I freely admit that I am a nerd. Aside from music and audio, I omnivorously absorb architecture, antiquarian books, cars, and all manner of mechanical devices. When traveling alone, I have no problem indulging and pursuing those interests. Traveling to San Francisco recently with my long-suffering Significant Other on an allegedly romantic vacation, I was still able to carve out a fair amount of time to indulge my interests, and yet managed to keep her happy. Mostly.
South of the city, we visited the Burwells, father and son. They build retro-nuevo speakers with amazing cabinetry, solid wood horns and vintage Altec and JBL drivers. Not your standard audiophile fare, but a type of speaker I came to appreciate at old recording studios in Memphis, where Altec monitors were generally paired with McIntosh tube amps.The Burwell’s speakers were very nice indeed— lively, dynamic, and surprisingly unobtrusive.
Heading closer to the city, we visited my old friend Cookie Marenco at OTR Studios, the base of operations for Blue Coast Records and her download empire. Given Cookie’s earthy persona, her studio’s homey vibe comes as no surprise. I’ve been to a lot of studios, and OTR is of the make-the-musicians-comfortable variety, rather than the space shuttle/clean-room/ isolation booth feel of some studios.
On a side-trip for breakfast, Cookie pointed out the road that (eventually) leads to Neil Young’s ranch. “But he’s not there anymore,” said Cookie. “He lost it in the divorce.”
That’ll teach you to fool around with actresses, Neil.
Sunday in the city, meandering down Van Ness, I spied a group of incredible vintage cars in a showroom. Long-suffering SO indulgently circled the block—not easy in that part of SF—and we parked to take a look. The showroom carried no signage, and I still have no idea what the company is. Through the showroom windows we saw a treasure-trove of great old cars:
I’m sure that the value of all the cars combined was well into eight figures. Sheesh.
SO suggested a visit to the Cable Car Museum, which not only has an interesting variety of historical displays, but acts as the hub for the cable system. The cable car system was devised, not surprisingly, by a maker of wire ropes and cables. It is ingenious, if Rube Goldberg-esque in its complexity.
I once confused cable cars with trolleys, but they’re not the same at all. Trolley Cars generally have an overhead electric line which connects to the car by way of an antennae-like feeder arm which conveys the juice to electric driving motors.
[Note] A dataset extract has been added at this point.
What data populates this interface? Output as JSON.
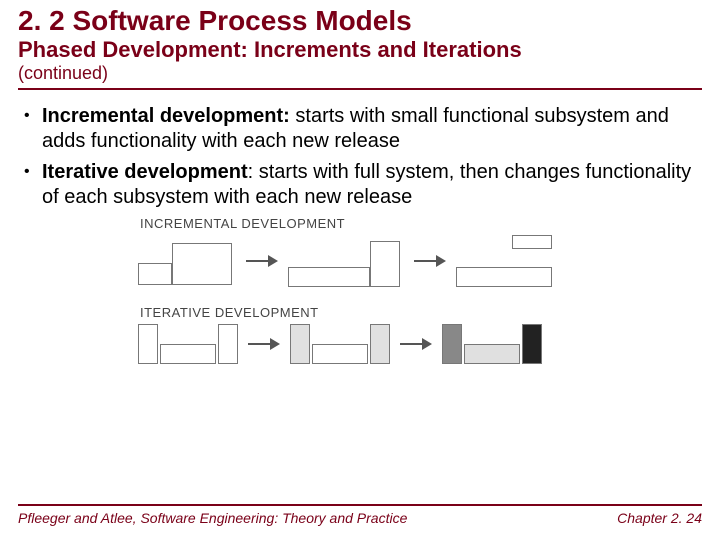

Cable cars have a remote power plant with engines or motors (in SF, originally steam engines–now each line has a 500 HP GE electric motor) which drive giant pulleys called sheaves. The sheaves transmit force to a cable 1 ¼” in diameter which runs underground, routed by a series of pulleys, guides, and idlers. The cars are propelled by a plier-like “grip”, operated by the motorman, which actually increases or lessens the grip on the driven cable, which pulls the cable car along.
There are four separate lines in the SF cable system; all four are driven from the powerhouse at the Cable Car Museum. The longest line is nearly four miles long; the shortest, just under two miles. Think about the network of pulleys, guides and idlers required to route and change direction of a moving cable under the city streets—it’s amazing. The technology may seem somewhat antiquated—and it is—but it works. The cable is lubricated with pine tar, which you can smell while riding the cable cars. What do they use for brakes, going down those steep hills? Blocks of pine, pressed against the wheels. You can smell them burning when the going is tough.
Finally, down at Fisherman’s Wharf there is an arcade rather grandly entitled Musee Mecanique, which features mechanical games and devices from the penny arcade eras. Much of it was familiar stuff for me; one piece which was very familiar indeed was an old Gottlieb Sing Along, a pinball machine I spent many hours mastering during my high school years. Even mechanical devices can generate emotional attachments!